By around 1997, people were realizing that the Internet was starting to mature to the point where it could, perhaps, meet the high-speed/reliability specs imposed by distance education. Let’s be clear—whatever technology used to ‘deliver’ distance education is a serious piece of the school’s infrastructure. In short, it cannot withstand failure. What happens when the heating system fails? When the buses don’t run? When front-line personnel strike?  The same thing happens in distance education when the communications systems go down. In essence school closes and students do not get their due.

Switch to the moment for a sec. What would happen if the cellphone system failed? Can you hear the screams?  OK, switch back. That’s NOT how it was VIEWED in the nineties but that’s how it WAS. We had a solid, reliable and effective system for distance education in the province. Though electronic it was not Internet based. We did, collectively, see the value and the promise in the Internet but we also had enough sense to know that we had some ways to go before we had a solid, reliable working system that was just as effective.

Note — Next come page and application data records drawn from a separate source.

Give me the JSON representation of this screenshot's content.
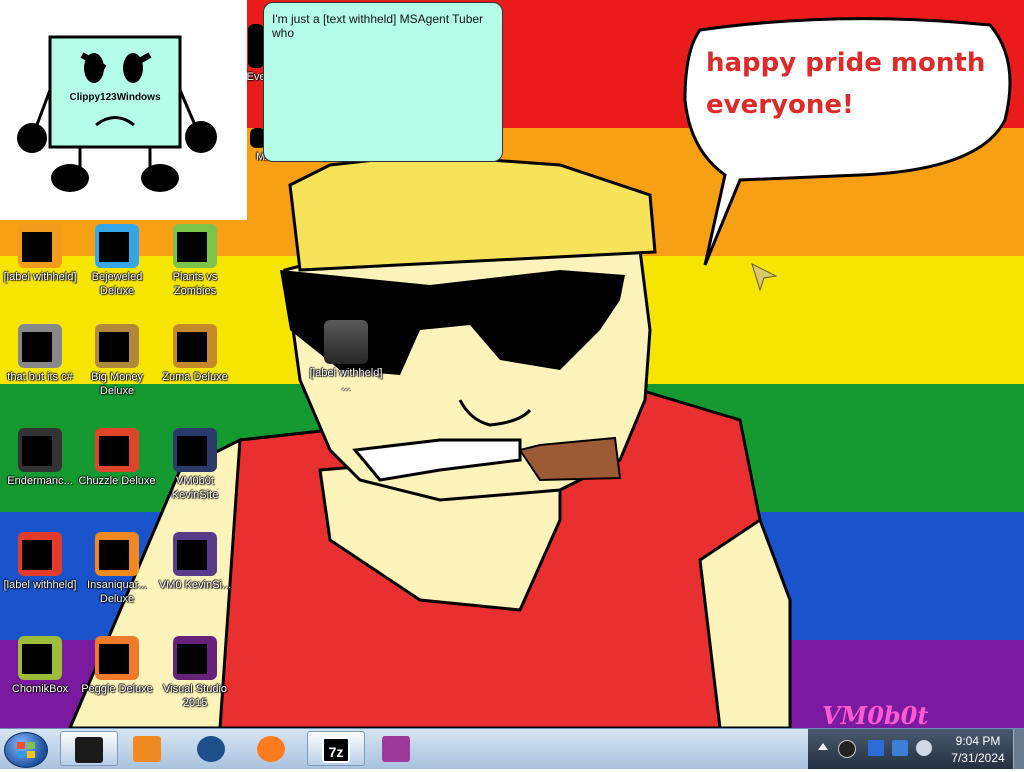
{
  "wallpaper": {
    "stripes": [
      "#e91b1b",
      "#f7a013",
      "#f5e500",
      "#159a32",
      "#1a54cc",
      "#7a1aa0"
    ],
    "art_colors": {
      "hat": "#f6e35a",
      "skin": "#fbf3b9",
      "shirt": "#ea2f30",
      "cigar": "#9c5a35",
      "glasses": "#000000"
    },
    "speech_bubble": {
      "line1": "happy pride month",
      "line2": "everyone!"
    },
    "watermark": "VM0b0t"
  },
  "agent": {
    "name": "Clippy123Windows",
    "balloon_text": "I'm just a [text withheld] MSAgent Tuber who"
  },
  "desktop_icons": [
    {
      "label": "[label withheld]",
      "icon": "document-icon",
      "color": "#f29b1c"
    },
    {
      "label": "Bejeweled Deluxe",
      "icon": "gem-icon",
      "color": "#35a6e8"
    },
    {
      "label": "Plants vs Zombies",
      "icon": "plant-icon",
      "color": "#7cc34a"
    },
    {
      "label": "that but its c#",
      "icon": "stack-icon",
      "color": "#888888"
    },
    {
      "label": "Big Money Deluxe",
      "icon": "money-bag-icon",
      "color": "#b08a3a"
    },
    {
      "label": "Zuma Deluxe",
      "icon": "frog-idol-icon",
      "color": "#c48a2a"
    },
    {
      "label": "Endermanc...",
      "icon": "terminal-icon",
      "color": "#333333"
    },
    {
      "label": "Chuzzle Deluxe",
      "icon": "chuzzle-icon",
      "color": "#e0442a"
    },
    {
      "label": "VM0b0t KevinSite",
      "icon": "website-icon",
      "color": "#2a3a6a"
    },
    {
      "label": "[label withheld]",
      "icon": "red-circle-icon",
      "color": "#e23b2b"
    },
    {
      "label": "Insaniquar... Deluxe",
      "icon": "fish-icon",
      "color": "#f08a20"
    },
    {
      "label": "VM0 KevinSi...",
      "icon": "document-purple-icon",
      "color": "#5a3a8a"
    },
    {
      "label": "ChomikBox",
      "icon": "hamster-icon",
      "color": "#9cbc3a"
    },
    {
      "label": "Peggle Deluxe",
      "icon": "peggle-icon",
      "color": "#f07a2a"
    },
    {
      "label": "Visual Studio 2015",
      "icon": "visual-studio-icon",
      "color": "#68217a"
    }
  ],
  "partial_icons": [
    {
      "label": "Eve",
      "icon": "app-icon"
    },
    {
      "label": "MASH",
      "icon": "app-icon"
    }
  ],
  "folder_icon": {
    "label": "[label withheld] ...",
    "icon": "folder-icon"
  },
  "taskbar": {
    "pinned": [
      {
        "name": "command-prompt-icon",
        "color": "#1a1a1a",
        "active": true
      },
      {
        "name": "media-player-icon",
        "color": "#f08a20",
        "active": false
      },
      {
        "name": "globe-icon",
        "color": "#1f4f8a",
        "active": false
      },
      {
        "name": "firefox-icon",
        "color": "#ff7a1a",
        "active": false
      },
      {
        "name": "7zip-icon",
        "color": "#000000",
        "active": true,
        "text": "7z"
      },
      {
        "name": "winrar-icon",
        "color": "#9c3a9c",
        "active": false
      }
    ],
    "tray_icons": [
      "agent-tray-icon",
      "sync-icon",
      "network-icon",
      "volume-icon"
    ],
    "time": "9:04 PM",
    "date": "7/31/2024"
  }
}
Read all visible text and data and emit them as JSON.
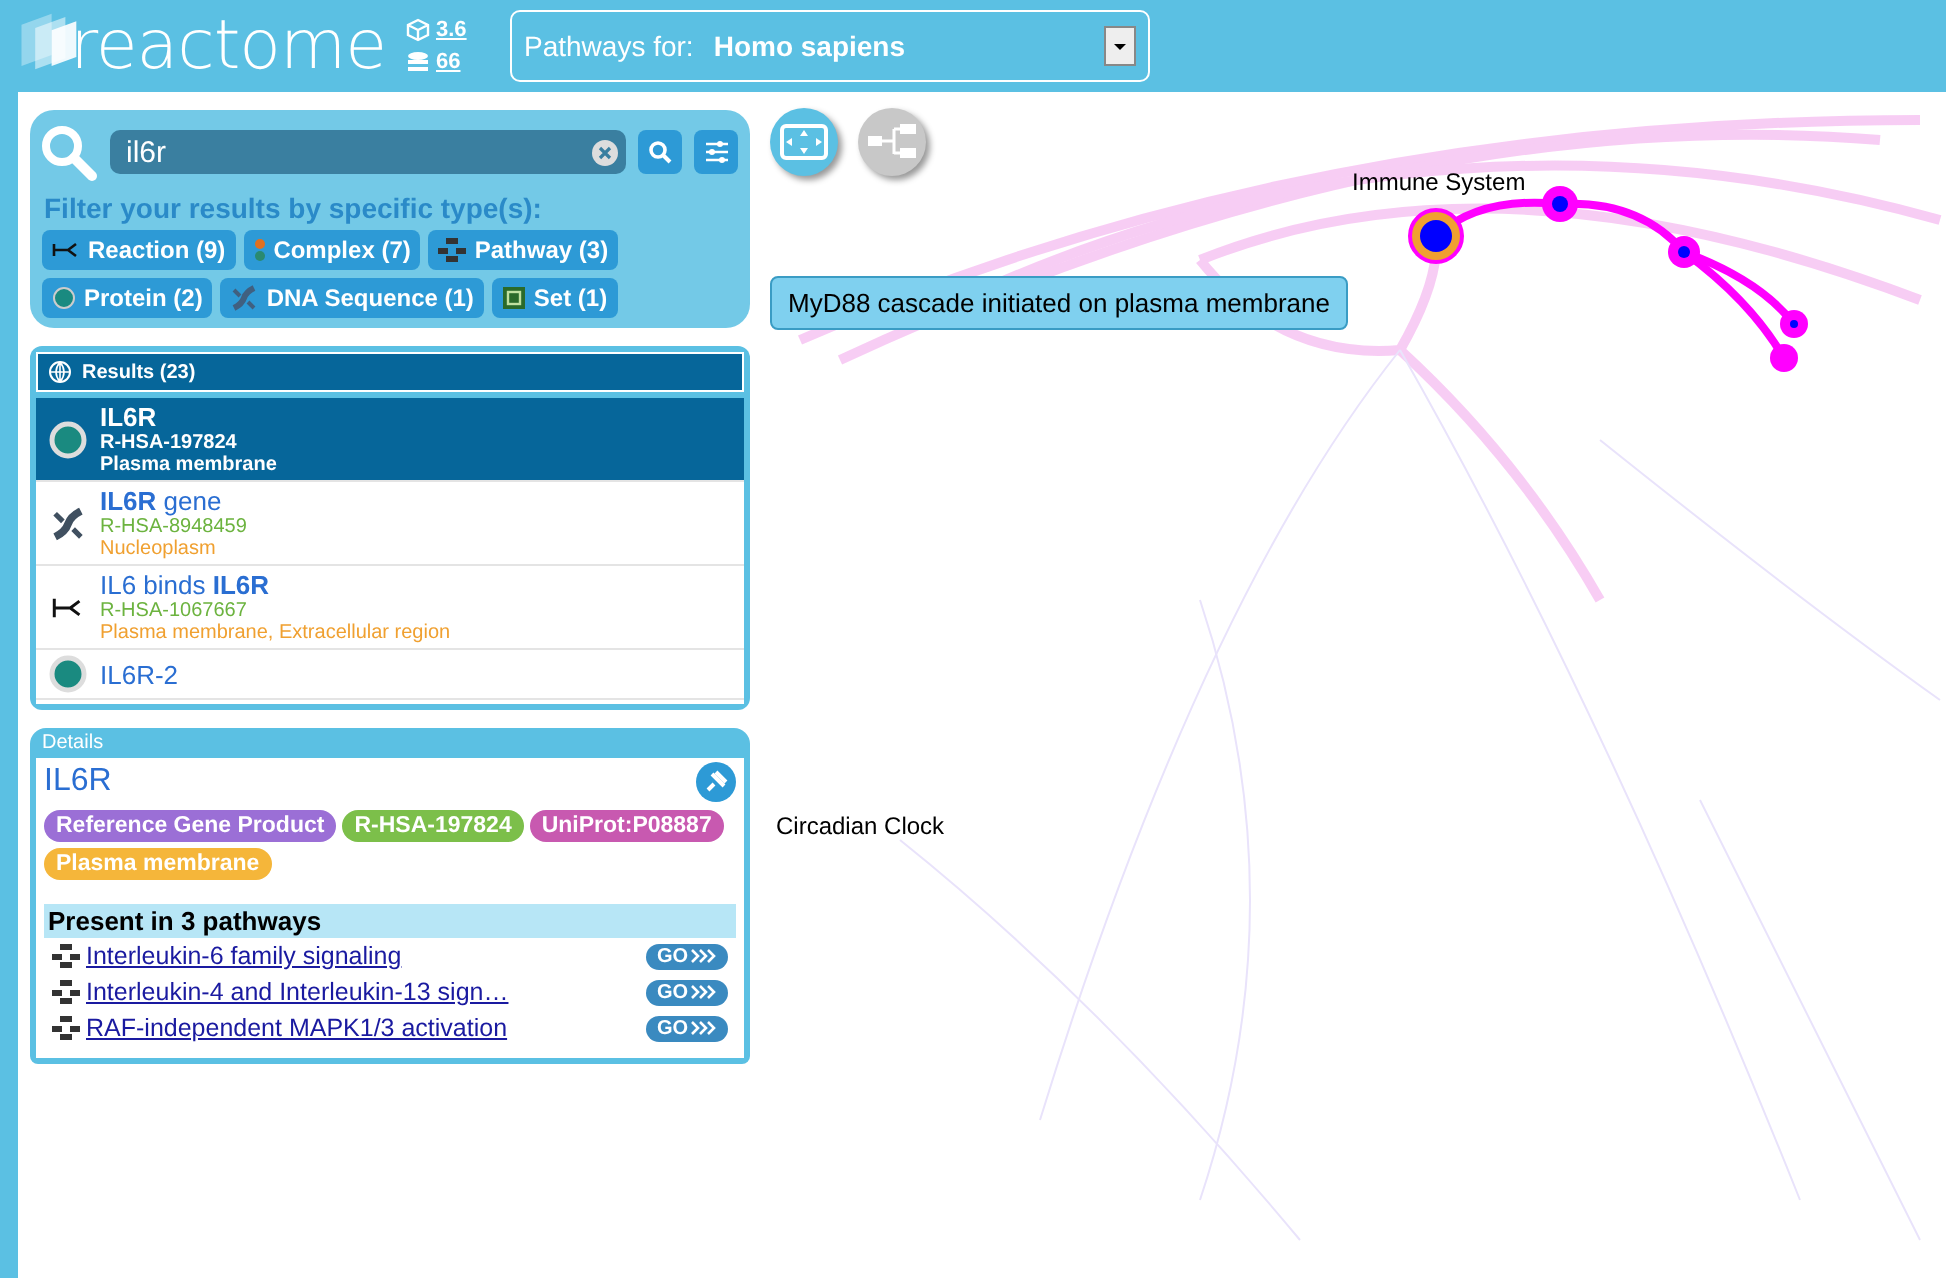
{
  "header": {
    "logo": "reactome",
    "versions": [
      {
        "kind": "release",
        "text": "3.6"
      },
      {
        "kind": "database",
        "text": "66"
      }
    ],
    "species": {
      "label": "Pathways for:",
      "value": "Homo sapiens"
    }
  },
  "search": {
    "query": "il6r",
    "filter_heading": "Filter your results by specific type(s):",
    "filters": [
      {
        "kind": "reaction",
        "label": "Reaction (9)"
      },
      {
        "kind": "complex",
        "label": "Complex (7)"
      },
      {
        "kind": "pathway",
        "label": "Pathway (3)"
      },
      {
        "kind": "protein",
        "label": "Protein (2)"
      },
      {
        "kind": "dna",
        "label": "DNA Sequence (1)"
      },
      {
        "kind": "set",
        "label": "Set (1)"
      }
    ]
  },
  "tooltip": "MyD88 cascade initiated on plasma membrane",
  "results": {
    "title": "Results (23)",
    "items": [
      {
        "kind": "protein",
        "selected": true,
        "name": "**IL6R**",
        "id": "R-HSA-197824",
        "location": "Plasma membrane"
      },
      {
        "kind": "dna",
        "selected": false,
        "name": "**IL6R** gene",
        "id": "R-HSA-8948459",
        "location": "Nucleoplasm"
      },
      {
        "kind": "reaction",
        "selected": false,
        "name": "IL6 binds **IL6R**",
        "id": "R-HSA-1067667",
        "location": "Plasma membrane, Extracellular region"
      },
      {
        "kind": "protein",
        "selected": false,
        "name": "IL6R-2"
      }
    ]
  },
  "details": {
    "heading": "Details",
    "title": "IL6R",
    "tags": [
      {
        "text": "Reference Gene Product",
        "color": "#9b6fd6"
      },
      {
        "text": "R-HSA-197824",
        "color": "#7cbf4a"
      },
      {
        "text": "UniProt:P08887",
        "color": "#c859b0"
      },
      {
        "text": "Plasma membrane",
        "color": "#f5b63a"
      }
    ],
    "pathways_heading": "Present in 3 pathways",
    "pathways": [
      {
        "name": "Interleukin-6 family signaling",
        "go": "GO"
      },
      {
        "name": "Interleukin-4 and Interleukin-13 sign…",
        "go": "GO"
      },
      {
        "name": "RAF-independent MAPK1/3 activation",
        "go": "GO"
      }
    ]
  },
  "canvas": {
    "labels": [
      {
        "text": "Immune System"
      },
      {
        "text": "Circadian Clock"
      }
    ]
  }
}
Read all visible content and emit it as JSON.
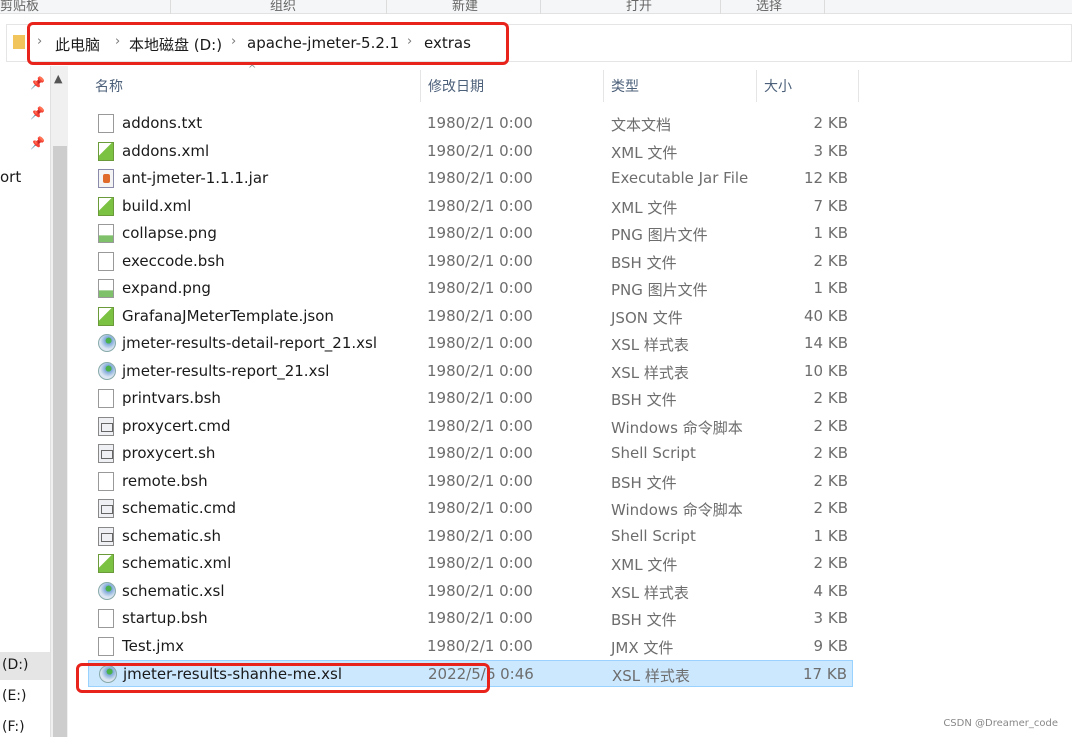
{
  "ribbon": {
    "groups": [
      "剪贴板",
      "组织",
      "新建",
      "打开",
      "选择"
    ]
  },
  "address": {
    "segments": [
      "此电脑",
      "本地磁盘 (D:)",
      "apache-jmeter-5.2.1",
      "extras"
    ]
  },
  "nav": {
    "partial_label": "ort",
    "drives": [
      "(D:)",
      "(E:)",
      "(F:)"
    ]
  },
  "columns": {
    "name": "名称",
    "date": "修改日期",
    "type": "类型",
    "size": "大小"
  },
  "files": [
    {
      "name": "addons.txt",
      "date": "1980/2/1 0:00",
      "type": "文本文档",
      "size": "2 KB",
      "icon": "txt"
    },
    {
      "name": "addons.xml",
      "date": "1980/2/1 0:00",
      "type": "XML 文件",
      "size": "3 KB",
      "icon": "xml"
    },
    {
      "name": "ant-jmeter-1.1.1.jar",
      "date": "1980/2/1 0:00",
      "type": "Executable Jar File",
      "size": "12 KB",
      "icon": "jar"
    },
    {
      "name": "build.xml",
      "date": "1980/2/1 0:00",
      "type": "XML 文件",
      "size": "7 KB",
      "icon": "xml"
    },
    {
      "name": "collapse.png",
      "date": "1980/2/1 0:00",
      "type": "PNG 图片文件",
      "size": "1 KB",
      "icon": "png"
    },
    {
      "name": "execcode.bsh",
      "date": "1980/2/1 0:00",
      "type": "BSH 文件",
      "size": "2 KB",
      "icon": "txt"
    },
    {
      "name": "expand.png",
      "date": "1980/2/1 0:00",
      "type": "PNG 图片文件",
      "size": "1 KB",
      "icon": "png"
    },
    {
      "name": "GrafanaJMeterTemplate.json",
      "date": "1980/2/1 0:00",
      "type": "JSON 文件",
      "size": "40 KB",
      "icon": "xml"
    },
    {
      "name": "jmeter-results-detail-report_21.xsl",
      "date": "1980/2/1 0:00",
      "type": "XSL 样式表",
      "size": "14 KB",
      "icon": "xsl"
    },
    {
      "name": "jmeter-results-report_21.xsl",
      "date": "1980/2/1 0:00",
      "type": "XSL 样式表",
      "size": "10 KB",
      "icon": "xsl"
    },
    {
      "name": "printvars.bsh",
      "date": "1980/2/1 0:00",
      "type": "BSH 文件",
      "size": "2 KB",
      "icon": "txt"
    },
    {
      "name": "proxycert.cmd",
      "date": "1980/2/1 0:00",
      "type": "Windows 命令脚本",
      "size": "2 KB",
      "icon": "cmd"
    },
    {
      "name": "proxycert.sh",
      "date": "1980/2/1 0:00",
      "type": "Shell Script",
      "size": "2 KB",
      "icon": "cmd"
    },
    {
      "name": "remote.bsh",
      "date": "1980/2/1 0:00",
      "type": "BSH 文件",
      "size": "2 KB",
      "icon": "txt"
    },
    {
      "name": "schematic.cmd",
      "date": "1980/2/1 0:00",
      "type": "Windows 命令脚本",
      "size": "2 KB",
      "icon": "cmd"
    },
    {
      "name": "schematic.sh",
      "date": "1980/2/1 0:00",
      "type": "Shell Script",
      "size": "1 KB",
      "icon": "cmd"
    },
    {
      "name": "schematic.xml",
      "date": "1980/2/1 0:00",
      "type": "XML 文件",
      "size": "2 KB",
      "icon": "xml"
    },
    {
      "name": "schematic.xsl",
      "date": "1980/2/1 0:00",
      "type": "XSL 样式表",
      "size": "4 KB",
      "icon": "xsl"
    },
    {
      "name": "startup.bsh",
      "date": "1980/2/1 0:00",
      "type": "BSH 文件",
      "size": "3 KB",
      "icon": "txt"
    },
    {
      "name": "Test.jmx",
      "date": "1980/2/1 0:00",
      "type": "JMX 文件",
      "size": "9 KB",
      "icon": "txt"
    },
    {
      "name": "jmeter-results-shanhe-me.xsl",
      "date": "2022/5/6 0:46",
      "type": "XSL 样式表",
      "size": "17 KB",
      "icon": "xsl",
      "selected": true
    }
  ],
  "watermark": "CSDN @Dreamer_code",
  "colors": {
    "selection": "#cce8ff",
    "highlight_box": "#e8231c"
  }
}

A 'roundtable' discussion on the future of Tele-Education and Tele-Health hosted in the late nineties by STEM~Net. Bet you can't find me in the picture :>)
A ’roundtable’ discussion on the future of Tele-Education and Tele-Health hosted in the late nineties by STEM~Net. Bet you can’t find me in the picture :>) Harvey Weir was one of the lead organizers of this event…we will pick up that strand in the next post.

The whole educational community wanted this to happen. At both the formal and the informal levels various levels of both the education and health care systems were cooperating and partnering to try and effect positive change.

Next: Enter the Vista project; a major source of new information that led to improvement.